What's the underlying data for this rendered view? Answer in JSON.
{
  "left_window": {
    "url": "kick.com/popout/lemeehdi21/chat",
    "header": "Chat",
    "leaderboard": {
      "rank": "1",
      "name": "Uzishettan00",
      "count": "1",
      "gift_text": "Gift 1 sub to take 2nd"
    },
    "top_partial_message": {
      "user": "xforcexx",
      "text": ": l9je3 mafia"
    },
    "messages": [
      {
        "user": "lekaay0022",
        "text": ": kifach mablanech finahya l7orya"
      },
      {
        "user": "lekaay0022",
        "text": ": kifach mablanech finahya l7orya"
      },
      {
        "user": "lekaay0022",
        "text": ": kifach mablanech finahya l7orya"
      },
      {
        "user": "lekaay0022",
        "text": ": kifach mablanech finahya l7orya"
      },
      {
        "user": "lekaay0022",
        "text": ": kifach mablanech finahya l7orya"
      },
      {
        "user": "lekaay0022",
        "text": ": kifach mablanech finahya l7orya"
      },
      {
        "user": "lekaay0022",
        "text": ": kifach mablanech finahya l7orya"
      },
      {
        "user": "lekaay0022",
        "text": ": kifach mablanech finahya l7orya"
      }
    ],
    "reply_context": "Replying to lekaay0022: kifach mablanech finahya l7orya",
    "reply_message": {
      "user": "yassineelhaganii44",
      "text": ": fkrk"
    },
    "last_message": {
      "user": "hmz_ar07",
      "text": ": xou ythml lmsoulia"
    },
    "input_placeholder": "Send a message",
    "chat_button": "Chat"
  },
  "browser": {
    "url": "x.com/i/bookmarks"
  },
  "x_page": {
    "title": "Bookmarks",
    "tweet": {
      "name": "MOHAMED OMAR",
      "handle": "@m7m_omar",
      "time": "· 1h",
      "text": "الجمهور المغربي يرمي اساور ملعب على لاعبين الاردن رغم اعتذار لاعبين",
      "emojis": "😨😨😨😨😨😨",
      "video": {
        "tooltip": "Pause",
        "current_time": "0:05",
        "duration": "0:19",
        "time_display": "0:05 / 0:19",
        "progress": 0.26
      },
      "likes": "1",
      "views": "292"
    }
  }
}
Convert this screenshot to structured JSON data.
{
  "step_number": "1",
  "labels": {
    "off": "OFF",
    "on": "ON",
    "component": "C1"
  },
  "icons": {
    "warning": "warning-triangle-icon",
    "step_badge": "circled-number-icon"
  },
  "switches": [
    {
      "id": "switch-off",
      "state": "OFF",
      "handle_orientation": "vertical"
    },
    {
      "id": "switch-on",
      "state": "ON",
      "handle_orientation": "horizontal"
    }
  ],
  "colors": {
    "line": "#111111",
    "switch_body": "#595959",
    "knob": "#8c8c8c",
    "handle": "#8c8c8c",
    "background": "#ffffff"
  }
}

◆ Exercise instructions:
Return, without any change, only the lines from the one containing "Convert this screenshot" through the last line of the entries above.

◆ Result for this exercise:
Convert this screenshot to structured JSON data.
{
  "step_number": "1",
  "labels": {
    "off": "OFF",
    "on": "ON",
    "component": "C1"
  },
  "icons": {
    "warning": "warning-triangle-icon",
    "step_badge": "circled-number-icon"
  },
  "switches": [
    {
      "id": "switch-off",
      "state": "OFF",
      "handle_orientation": "vertical"
    },
    {
      "id": "switch-on",
      "state": "ON",
      "handle_orientation": "horizontal"
    }
  ],
  "colors": {
    "line": "#111111",
    "switch_body": "#595959",
    "knob": "#8c8c8c",
    "handle": "#8c8c8c",
    "background": "#ffffff"
  }
}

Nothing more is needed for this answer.